Eighth Grade is a film that perfectly captures the spirit and awkwardness of being a student in the final year of middle school.
Kayla Day (Elsie Fisher) may be close to starting high school but before doing so, she must survive the end of eighth grade. It’s not easy for the smartphone-obsessed teenager. Even though she has a YouTube channel where she offers advice to others, she’s not the perfect person when it comes to applying said advice to her own actions. These videos usually precede those scenes in which she doesn’t really follow her own advice.
From the early on, it’s clear that Kayla is crushing on Aiden (Luke Prael). He’s the dream boy of her grade. They don’t interact much, even after she’s reluctantly invited to Kennedy’s (Catherine Oliviere) pool party. It’s only during the school’s shooting drill in which we delve into who Aiden is as a person. He’s very much a one-note character but with a musical theme that plays throughout the film. These interactions lead to other payoffs and moments of discomfort later on.
The school and the high school have a shadow program, which leads to Kayla being paired with Olivia (Emily Robinson). The two have great chemistry together. Their friendship is more of a subplot at best but I would love to see these two work together again!
What comedian Bo Burnham has done with his feature directorial debut is magnificently capture what it’s like to be, surprisingly on his part, a female student in the closing days of junior high. This is the type of screenplay that you might expect from a woman rather than a dude. Yet Burnham captures it so beautifully. Eighth Grade isn’t an all-out comedy because it shouldn’t be. It’s a battle to survive eighth grade for so many. There’s no antagonist in the traditional sense. If anything, it’s Kayla’s relationship with her dad, Mark (Josh Hamilton).
There’s drama in the film. Oh, is there ever! The stakes are never more heightened than they are during a game of Truth-Or-Dare. The choices made here are bold on Burnham’s part. That being said, it’s the honest reality for any student in high school. At the same time, it’s such an uncomfortable moment for the viewer when Riley (Daniel Zolghadri) dares her. It’s a cringe-worthy moment for young adults yet also shows some of the immaturity for students of this age. It’s also a big moment in the film in which Kayla realizes how much her dad means to her.

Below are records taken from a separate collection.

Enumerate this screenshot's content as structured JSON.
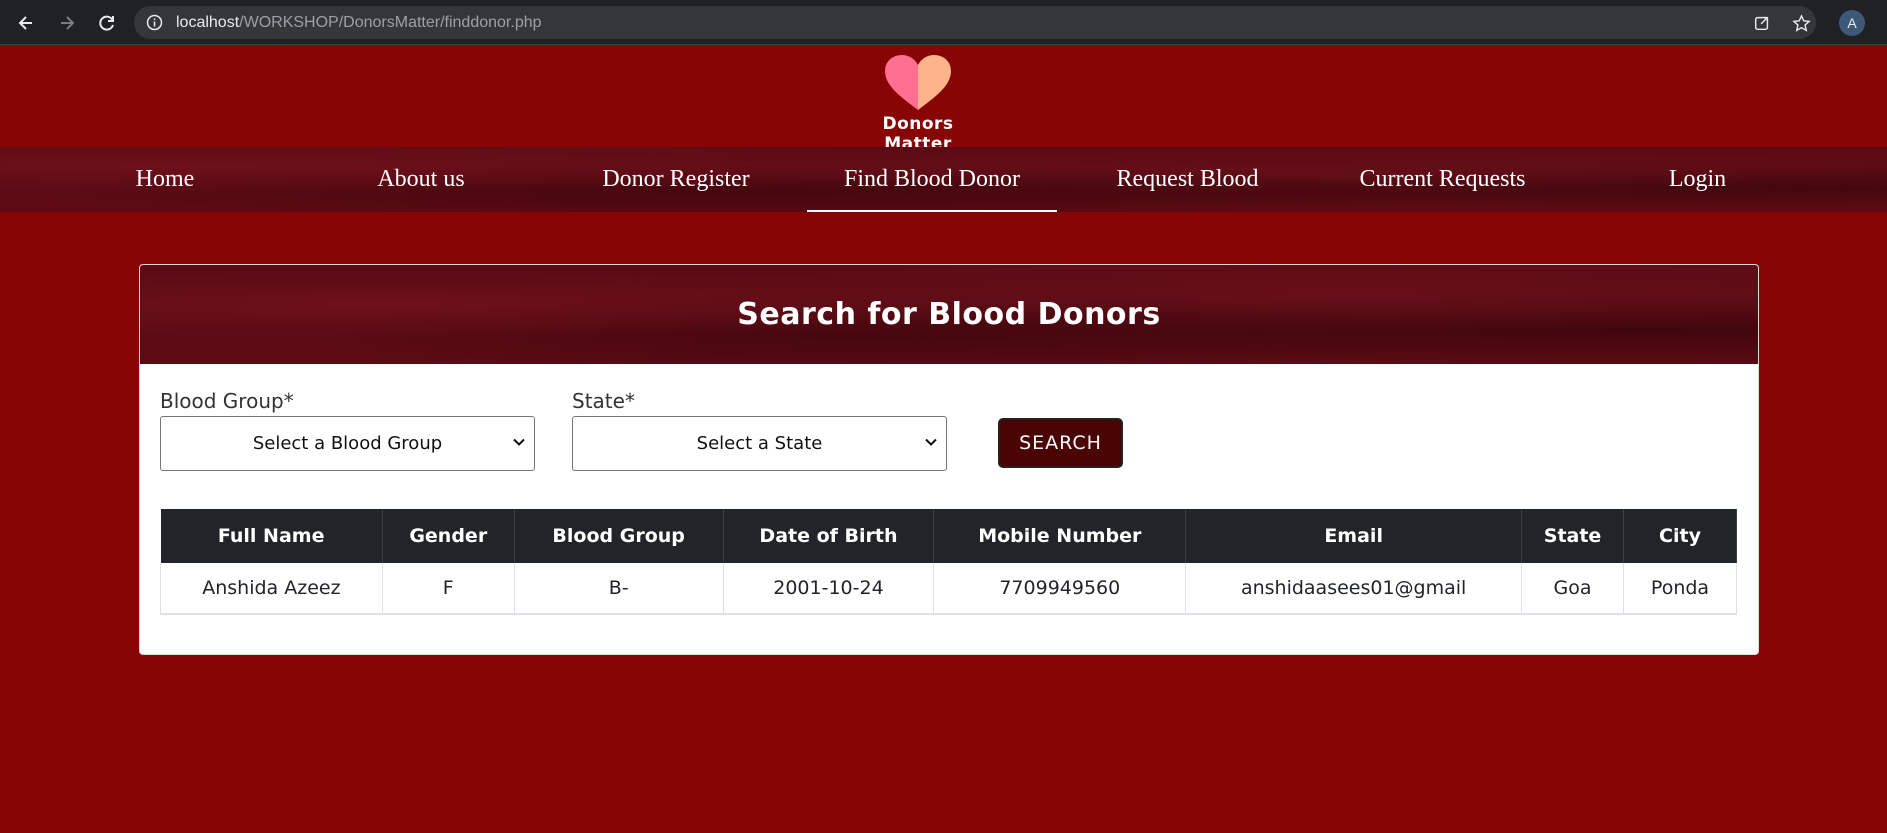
{
  "browser": {
    "url_host": "localhost",
    "url_path": "/WORKSHOP/DonorsMatter/finddonor.php",
    "avatar_letter": "A"
  },
  "brand": {
    "name": "Donors Matter",
    "heart_left_color": "#ff6f91",
    "heart_right_color": "#ffb38a"
  },
  "nav": {
    "items": [
      {
        "label": "Home"
      },
      {
        "label": "About us"
      },
      {
        "label": "Donor Register"
      },
      {
        "label": "Find Blood Donor"
      },
      {
        "label": "Request Blood"
      },
      {
        "label": "Current Requests"
      },
      {
        "label": "Login"
      }
    ],
    "active": "Find Blood Donor"
  },
  "search": {
    "title": "Search for Blood Donors",
    "blood_group_label": "Blood Group*",
    "blood_group_selected": "Select a Blood Group",
    "state_label": "State*",
    "state_selected": "Select a State",
    "button_label": "SEARCH"
  },
  "results": {
    "columns": [
      "Full Name",
      "Gender",
      "Blood Group",
      "Date of Birth",
      "Mobile Number",
      "Email",
      "State",
      "City"
    ],
    "rows": [
      [
        "Anshida Azeez",
        "F",
        "B-",
        "2001-10-24",
        "7709949560",
        "anshidaasees01@gmail",
        "Goa",
        "Ponda"
      ]
    ]
  },
  "colors": {
    "page_bg": "#870505",
    "header_dark": "#212529",
    "button_bg": "#4a0404"
  }
}
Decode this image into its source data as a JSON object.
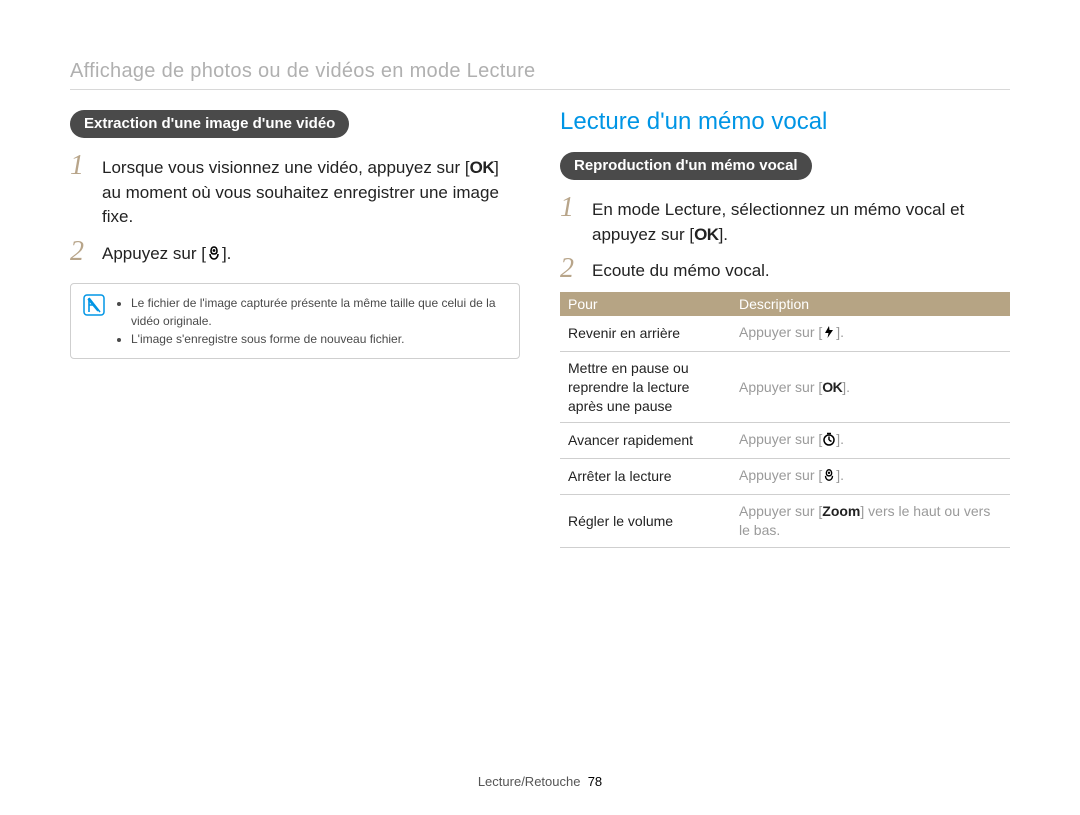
{
  "page_topic": "Affichage de photos ou de vidéos en mode Lecture",
  "left": {
    "pill": "Extraction d'une image d'une vidéo",
    "step1": {
      "num": "1",
      "before": "Lorsque vous visionnez une vidéo, appuyez sur [",
      "btn": "OK",
      "after": "] au moment où vous souhaitez enregistrer une image fixe."
    },
    "step2": {
      "num": "2",
      "before": "Appuyez sur [",
      "icon": "macro-icon",
      "after": "]."
    },
    "note": {
      "bullet1": "Le fichier de l'image capturée présente la même taille que celui de la vidéo originale.",
      "bullet2": "L'image s'enregistre sous forme de nouveau fichier."
    }
  },
  "right": {
    "title": "Lecture d'un mémo vocal",
    "pill": "Reproduction d'un mémo vocal",
    "step1": {
      "num": "1",
      "before": "En mode Lecture, sélectionnez un mémo vocal et appuyez sur [",
      "btn": "OK",
      "after": "]."
    },
    "step2": {
      "num": "2",
      "text": "Ecoute du mémo vocal."
    },
    "table": {
      "head_pour": "Pour",
      "head_desc": "Description",
      "rows": [
        {
          "pour": "Revenir en arrière",
          "desc_before": "Appuyer sur [",
          "icon": "flash-icon",
          "desc_after": "]."
        },
        {
          "pour": "Mettre en pause ou reprendre la lecture après une pause",
          "desc_before": "Appuyer sur [",
          "btn": "OK",
          "desc_after": "]."
        },
        {
          "pour": "Avancer rapidement",
          "desc_before": "Appuyer sur [",
          "icon": "timer-icon",
          "desc_after": "]."
        },
        {
          "pour": "Arrêter la lecture",
          "desc_before": "Appuyer sur [",
          "icon": "macro-icon",
          "desc_after": "]."
        },
        {
          "pour": "Régler le volume",
          "desc_before": "Appuyer sur [",
          "btn": "Zoom",
          "desc_mid": "] ",
          "grey": "vers le haut ou vers le bas."
        }
      ]
    }
  },
  "footer": {
    "section": "Lecture/Retouche",
    "page": "78"
  }
}
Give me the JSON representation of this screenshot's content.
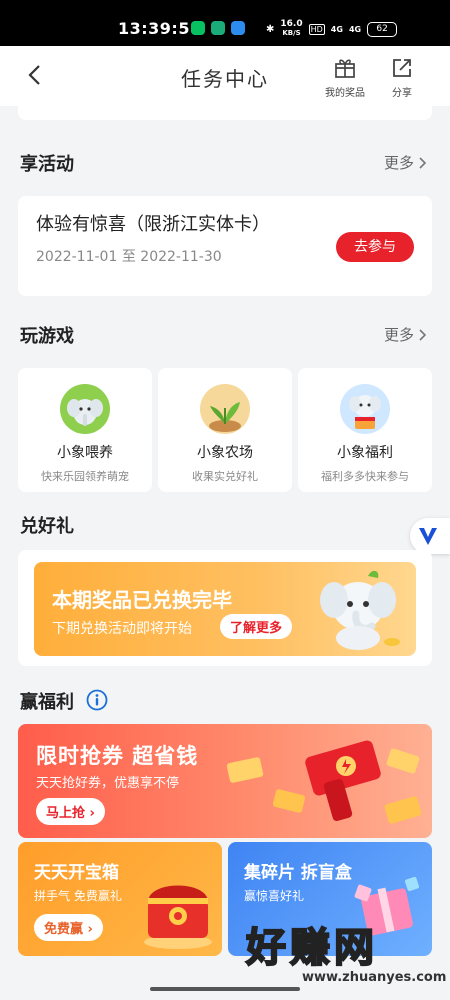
{
  "status_bar": {
    "time": "13:39:58",
    "net_speed_value": "16.0",
    "net_speed_unit": "KB/S",
    "hd_label": "HD",
    "signal_1": "4G",
    "signal_2": "4G",
    "battery": "62"
  },
  "header": {
    "title": "任务中心",
    "my_prizes_label": "我的奖品",
    "share_label": "分享"
  },
  "activities": {
    "title": "享活动",
    "more_label": "更多",
    "event": {
      "title": "体验有惊喜（限浙江实体卡）",
      "date_start": "2022-11-01",
      "date_sep": "至",
      "date_end": "2022-11-30",
      "join_label": "去参与"
    }
  },
  "games": {
    "title": "玩游戏",
    "more_label": "更多",
    "items": [
      {
        "name": "小象喂养",
        "desc": "快来乐园领养萌宠",
        "icon": "elephant-feed-icon"
      },
      {
        "name": "小象农场",
        "desc": "收果实兑好礼",
        "icon": "farm-plant-icon"
      },
      {
        "name": "小象福利",
        "desc": "福利多多快来参与",
        "icon": "elephant-welfare-icon"
      }
    ]
  },
  "redeem": {
    "title": "兑好礼",
    "banner_title": "本期奖品已兑换完毕",
    "banner_subtitle": "下期兑换活动即将开始",
    "learn_more_label": "了解更多"
  },
  "welfare": {
    "title": "赢福利",
    "coupon": {
      "title": "限时抢券 超省钱",
      "subtitle": "天天抢好券，优惠享不停",
      "button": "马上抢"
    },
    "treasure": {
      "title": "天天开宝箱",
      "subtitle": "拼手气 免费赢礼",
      "button": "免费赢"
    },
    "blindbox": {
      "title": "集碎片 拆盲盒",
      "subtitle": "赢惊喜好礼"
    }
  },
  "watermark": {
    "main": "好赚网",
    "url": "www.zhuanyes.com"
  },
  "colors": {
    "accent_red": "#e8222b",
    "banner_orange": "#ffae3a",
    "coupon_red": "#ff5d4b",
    "treasure_orange": "#ffa531",
    "blindbox_blue": "#4a8cf5"
  }
}
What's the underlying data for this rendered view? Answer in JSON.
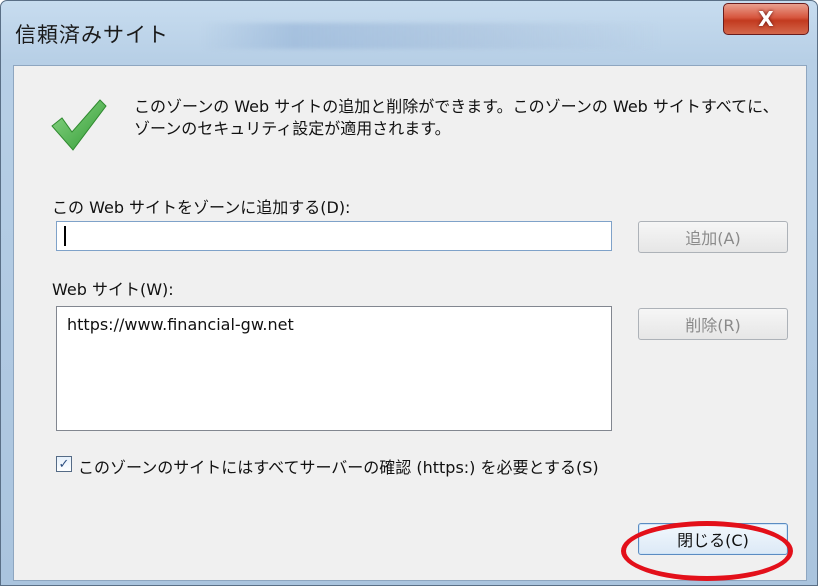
{
  "window": {
    "title": "信頼済みサイト",
    "close_glyph": "X"
  },
  "icons": {
    "check": "checkmark-icon",
    "check_color": "#3aa63a"
  },
  "dialog": {
    "description": "このゾーンの Web サイトの追加と削除ができます。このゾーンの Web サイトすべてに、ゾーンのセキュリティ設定が適用されます。",
    "add_label": "この Web サイトをゾーンに追加する(D):",
    "add_input_value": "",
    "add_button": "追加(A)",
    "sites_label": "Web サイト(W):",
    "sites": [
      "https://www.financial-gw.net"
    ],
    "remove_button": "削除(R)",
    "https_checkbox_checked": true,
    "https_checkbox_label": "このゾーンのサイトにはすべてサーバーの確認 (https:) を必要とする(S)",
    "close_button": "閉じる(C)"
  },
  "annotation": {
    "color": "#e3101a"
  }
}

Thinking back to 20 years ago when I was in eighth grade, I was able to semi-learn a lot about myself. That’s another story for another day but it’s a reason why Kayla Day is someone who will resonate with many people. Unlike myself, Kayla gets to grow up at a time in which students LIVE on social media. Instagram dominates the film as Kayla practically lives on the platform. Smart phones are not cheap and shouldn’t be treated like a toy. Kayla is quickly reminded of that during a late night when her knocks on her door when she should be asleep.
The number of F-bombs in the film lead to an automatic R rating. The people that REALLY need to see the film unfortunately won’t be allowed to without adult supervision. This may be my one biggest complaint about the film.
With the perfect casting of Elsie Fisher, Eighth Grade is a film that could have come from the mind of John Hughes if he had wrote a film with the social media generation in mind.
DIRECTOR/SCREENWRITER: Bo Burnham
CAST: Elsie Fisher, Josh Hamilton, Emily Robinson, Jake Ryan